Excerpts from an interface dataset
Content starts

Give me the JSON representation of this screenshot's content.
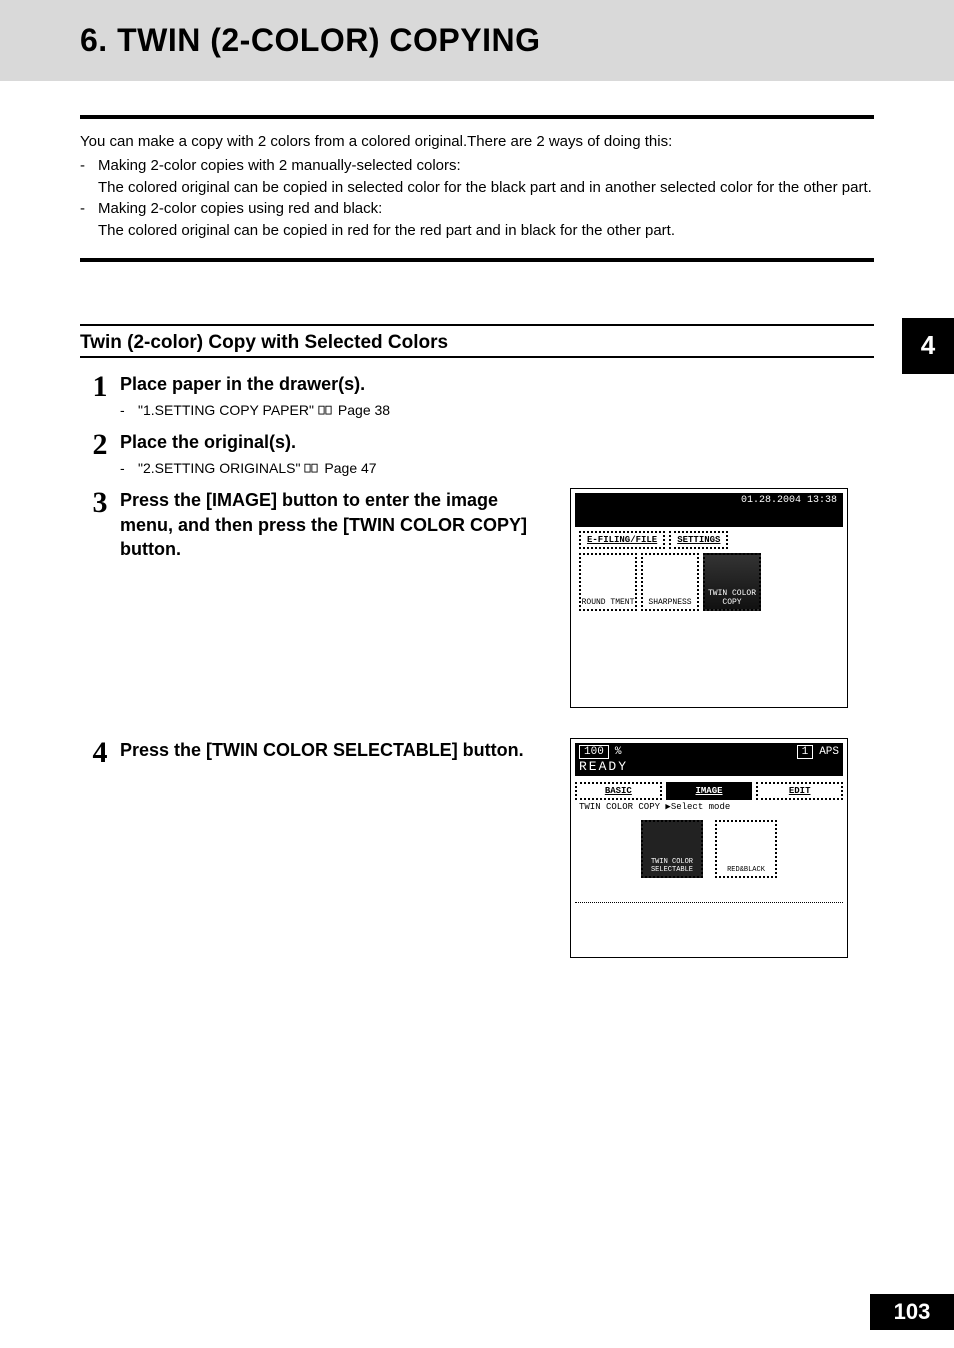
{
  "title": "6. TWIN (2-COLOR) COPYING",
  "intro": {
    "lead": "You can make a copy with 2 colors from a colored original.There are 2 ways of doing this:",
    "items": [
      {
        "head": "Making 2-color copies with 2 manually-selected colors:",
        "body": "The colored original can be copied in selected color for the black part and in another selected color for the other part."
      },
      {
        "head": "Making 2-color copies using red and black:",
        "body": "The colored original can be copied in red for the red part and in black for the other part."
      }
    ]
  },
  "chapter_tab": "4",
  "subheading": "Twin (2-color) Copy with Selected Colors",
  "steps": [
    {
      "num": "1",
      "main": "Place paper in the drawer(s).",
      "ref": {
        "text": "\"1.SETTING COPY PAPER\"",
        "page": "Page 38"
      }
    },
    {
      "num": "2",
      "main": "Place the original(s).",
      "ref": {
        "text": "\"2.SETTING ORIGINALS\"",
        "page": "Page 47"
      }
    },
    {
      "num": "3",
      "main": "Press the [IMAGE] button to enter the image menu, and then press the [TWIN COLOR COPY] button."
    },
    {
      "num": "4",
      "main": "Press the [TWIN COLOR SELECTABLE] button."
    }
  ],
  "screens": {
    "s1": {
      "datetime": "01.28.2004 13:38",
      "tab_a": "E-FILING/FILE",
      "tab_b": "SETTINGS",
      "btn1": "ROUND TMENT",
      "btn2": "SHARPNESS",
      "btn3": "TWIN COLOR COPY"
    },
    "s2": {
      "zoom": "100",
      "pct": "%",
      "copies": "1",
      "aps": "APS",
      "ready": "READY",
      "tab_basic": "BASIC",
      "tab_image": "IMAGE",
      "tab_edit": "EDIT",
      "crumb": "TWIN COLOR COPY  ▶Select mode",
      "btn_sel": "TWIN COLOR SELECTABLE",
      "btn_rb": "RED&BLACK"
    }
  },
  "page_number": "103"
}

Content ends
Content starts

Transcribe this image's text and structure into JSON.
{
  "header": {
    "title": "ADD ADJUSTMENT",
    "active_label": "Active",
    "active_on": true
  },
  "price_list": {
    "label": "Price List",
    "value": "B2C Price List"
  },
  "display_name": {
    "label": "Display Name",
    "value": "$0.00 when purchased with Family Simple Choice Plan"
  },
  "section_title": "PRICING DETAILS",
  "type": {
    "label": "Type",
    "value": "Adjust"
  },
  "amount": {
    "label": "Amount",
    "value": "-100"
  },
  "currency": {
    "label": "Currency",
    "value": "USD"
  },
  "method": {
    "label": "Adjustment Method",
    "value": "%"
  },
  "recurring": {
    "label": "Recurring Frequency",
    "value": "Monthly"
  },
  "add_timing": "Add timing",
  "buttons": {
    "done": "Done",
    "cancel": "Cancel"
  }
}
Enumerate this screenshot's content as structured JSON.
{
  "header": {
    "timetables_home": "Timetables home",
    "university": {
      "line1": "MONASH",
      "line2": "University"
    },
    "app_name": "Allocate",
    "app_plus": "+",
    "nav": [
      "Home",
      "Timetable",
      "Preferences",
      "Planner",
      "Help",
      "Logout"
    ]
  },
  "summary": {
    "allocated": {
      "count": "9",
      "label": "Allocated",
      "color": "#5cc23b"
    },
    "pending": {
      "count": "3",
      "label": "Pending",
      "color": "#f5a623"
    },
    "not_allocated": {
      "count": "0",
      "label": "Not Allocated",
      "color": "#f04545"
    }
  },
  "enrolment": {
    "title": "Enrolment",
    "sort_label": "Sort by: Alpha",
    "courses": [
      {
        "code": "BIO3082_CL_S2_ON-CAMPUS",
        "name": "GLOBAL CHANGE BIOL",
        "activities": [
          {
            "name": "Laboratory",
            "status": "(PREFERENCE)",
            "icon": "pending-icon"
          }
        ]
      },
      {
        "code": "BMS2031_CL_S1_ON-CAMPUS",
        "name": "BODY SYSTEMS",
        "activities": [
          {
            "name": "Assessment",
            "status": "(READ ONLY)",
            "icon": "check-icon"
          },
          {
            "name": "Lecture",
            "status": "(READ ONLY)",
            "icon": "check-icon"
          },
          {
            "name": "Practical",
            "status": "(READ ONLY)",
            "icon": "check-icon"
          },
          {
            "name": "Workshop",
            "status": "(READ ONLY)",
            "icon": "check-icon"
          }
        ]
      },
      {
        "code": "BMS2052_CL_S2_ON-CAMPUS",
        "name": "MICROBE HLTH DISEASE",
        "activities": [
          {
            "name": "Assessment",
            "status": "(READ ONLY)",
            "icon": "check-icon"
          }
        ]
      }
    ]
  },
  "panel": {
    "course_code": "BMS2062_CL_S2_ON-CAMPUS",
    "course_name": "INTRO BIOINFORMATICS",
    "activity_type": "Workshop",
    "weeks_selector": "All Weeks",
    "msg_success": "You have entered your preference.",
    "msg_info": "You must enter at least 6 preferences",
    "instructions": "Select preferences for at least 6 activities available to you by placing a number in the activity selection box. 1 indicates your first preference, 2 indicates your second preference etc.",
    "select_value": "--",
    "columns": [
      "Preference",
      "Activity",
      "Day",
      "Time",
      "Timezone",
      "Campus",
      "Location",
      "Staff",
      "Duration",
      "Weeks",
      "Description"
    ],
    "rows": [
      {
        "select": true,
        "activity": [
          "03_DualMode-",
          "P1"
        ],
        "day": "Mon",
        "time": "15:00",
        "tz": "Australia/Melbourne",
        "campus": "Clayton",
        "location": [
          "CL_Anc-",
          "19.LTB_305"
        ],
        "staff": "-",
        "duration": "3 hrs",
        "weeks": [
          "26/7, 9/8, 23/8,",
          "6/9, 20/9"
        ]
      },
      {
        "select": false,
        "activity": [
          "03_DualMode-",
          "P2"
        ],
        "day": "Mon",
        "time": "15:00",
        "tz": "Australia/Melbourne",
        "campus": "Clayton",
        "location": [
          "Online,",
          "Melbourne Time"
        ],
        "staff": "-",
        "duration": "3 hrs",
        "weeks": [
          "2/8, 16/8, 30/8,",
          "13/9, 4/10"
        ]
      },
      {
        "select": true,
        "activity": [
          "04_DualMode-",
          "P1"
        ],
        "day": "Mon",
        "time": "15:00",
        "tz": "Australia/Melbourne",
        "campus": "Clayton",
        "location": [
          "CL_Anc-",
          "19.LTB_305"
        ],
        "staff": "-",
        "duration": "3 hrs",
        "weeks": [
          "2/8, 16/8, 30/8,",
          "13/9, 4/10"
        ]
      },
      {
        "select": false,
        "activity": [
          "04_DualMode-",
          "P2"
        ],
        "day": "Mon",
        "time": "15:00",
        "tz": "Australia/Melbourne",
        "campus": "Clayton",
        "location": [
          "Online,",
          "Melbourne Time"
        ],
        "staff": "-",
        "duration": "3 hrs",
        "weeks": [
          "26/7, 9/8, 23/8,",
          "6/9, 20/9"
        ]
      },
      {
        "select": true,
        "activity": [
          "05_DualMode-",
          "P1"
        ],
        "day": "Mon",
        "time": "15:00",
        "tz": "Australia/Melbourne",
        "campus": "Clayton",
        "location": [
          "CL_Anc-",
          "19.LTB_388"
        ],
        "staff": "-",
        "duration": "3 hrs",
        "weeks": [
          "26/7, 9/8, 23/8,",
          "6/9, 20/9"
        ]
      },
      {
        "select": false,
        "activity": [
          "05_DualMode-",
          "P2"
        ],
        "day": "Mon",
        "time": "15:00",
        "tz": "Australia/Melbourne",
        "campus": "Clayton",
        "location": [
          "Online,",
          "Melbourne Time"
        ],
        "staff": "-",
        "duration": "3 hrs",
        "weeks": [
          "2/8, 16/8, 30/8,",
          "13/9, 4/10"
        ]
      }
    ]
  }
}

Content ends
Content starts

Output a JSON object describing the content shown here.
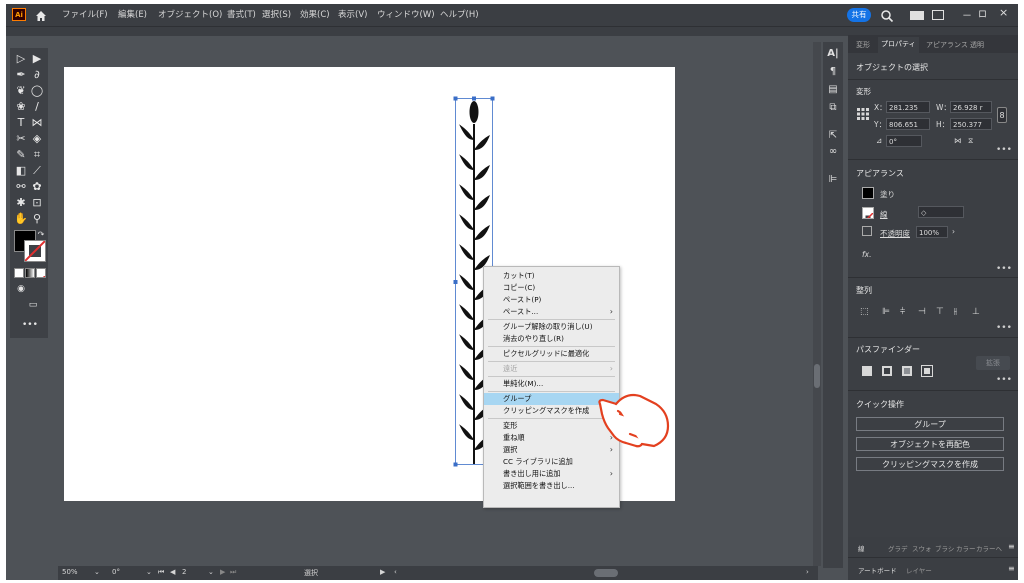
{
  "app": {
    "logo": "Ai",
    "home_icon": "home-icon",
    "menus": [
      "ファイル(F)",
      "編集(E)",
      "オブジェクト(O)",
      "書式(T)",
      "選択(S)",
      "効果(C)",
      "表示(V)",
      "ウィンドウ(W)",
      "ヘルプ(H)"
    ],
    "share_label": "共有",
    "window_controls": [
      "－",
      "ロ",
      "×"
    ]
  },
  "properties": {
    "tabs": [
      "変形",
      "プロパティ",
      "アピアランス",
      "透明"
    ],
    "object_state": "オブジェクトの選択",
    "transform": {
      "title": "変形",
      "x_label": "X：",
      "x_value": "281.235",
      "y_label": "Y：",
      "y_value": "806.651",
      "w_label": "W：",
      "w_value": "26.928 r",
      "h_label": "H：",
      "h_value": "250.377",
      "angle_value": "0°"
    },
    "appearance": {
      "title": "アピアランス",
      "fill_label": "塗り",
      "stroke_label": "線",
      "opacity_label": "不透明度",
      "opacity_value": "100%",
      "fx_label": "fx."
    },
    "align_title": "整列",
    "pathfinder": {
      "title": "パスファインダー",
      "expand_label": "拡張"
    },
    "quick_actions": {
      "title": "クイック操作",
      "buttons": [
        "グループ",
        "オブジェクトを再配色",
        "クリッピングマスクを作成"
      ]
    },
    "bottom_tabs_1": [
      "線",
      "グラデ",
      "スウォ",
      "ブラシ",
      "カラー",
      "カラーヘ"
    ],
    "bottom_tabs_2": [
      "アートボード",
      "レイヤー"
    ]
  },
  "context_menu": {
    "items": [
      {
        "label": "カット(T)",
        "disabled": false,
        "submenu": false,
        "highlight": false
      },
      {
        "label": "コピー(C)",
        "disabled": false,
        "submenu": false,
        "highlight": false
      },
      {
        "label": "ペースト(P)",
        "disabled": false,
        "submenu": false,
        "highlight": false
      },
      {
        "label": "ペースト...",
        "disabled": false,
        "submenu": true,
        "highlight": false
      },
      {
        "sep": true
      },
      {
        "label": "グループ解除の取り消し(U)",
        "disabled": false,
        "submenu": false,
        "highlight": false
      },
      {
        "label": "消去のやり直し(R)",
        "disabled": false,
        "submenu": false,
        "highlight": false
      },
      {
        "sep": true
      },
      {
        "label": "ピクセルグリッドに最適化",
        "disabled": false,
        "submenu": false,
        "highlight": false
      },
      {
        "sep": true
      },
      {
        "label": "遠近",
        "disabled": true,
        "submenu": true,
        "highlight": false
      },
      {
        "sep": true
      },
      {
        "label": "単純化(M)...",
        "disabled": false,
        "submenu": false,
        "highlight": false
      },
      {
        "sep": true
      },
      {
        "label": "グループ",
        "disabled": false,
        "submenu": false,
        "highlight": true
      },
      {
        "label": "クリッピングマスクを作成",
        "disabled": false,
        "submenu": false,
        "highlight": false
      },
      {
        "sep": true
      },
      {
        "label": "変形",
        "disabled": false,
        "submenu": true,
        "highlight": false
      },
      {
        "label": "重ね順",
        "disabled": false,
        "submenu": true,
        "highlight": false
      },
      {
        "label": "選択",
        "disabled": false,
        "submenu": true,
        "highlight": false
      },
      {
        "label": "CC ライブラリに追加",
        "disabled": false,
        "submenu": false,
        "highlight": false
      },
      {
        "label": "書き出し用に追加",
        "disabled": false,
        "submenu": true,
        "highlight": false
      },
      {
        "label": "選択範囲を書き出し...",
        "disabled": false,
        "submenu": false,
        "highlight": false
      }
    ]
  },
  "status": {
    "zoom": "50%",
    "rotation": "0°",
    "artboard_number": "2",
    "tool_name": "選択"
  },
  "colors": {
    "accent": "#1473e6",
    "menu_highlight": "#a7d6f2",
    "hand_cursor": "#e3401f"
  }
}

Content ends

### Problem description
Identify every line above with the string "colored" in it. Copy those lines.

### Solution for this task
    "lead": "You can make a copy with 2 colors from a colored original.There are 2 ways of doing this:",
        "body": "The colored original can be copied in selected color for the black part and in another selected color for the other part."
        "body": "The colored original can be copied in red for the red part and in black for the other part."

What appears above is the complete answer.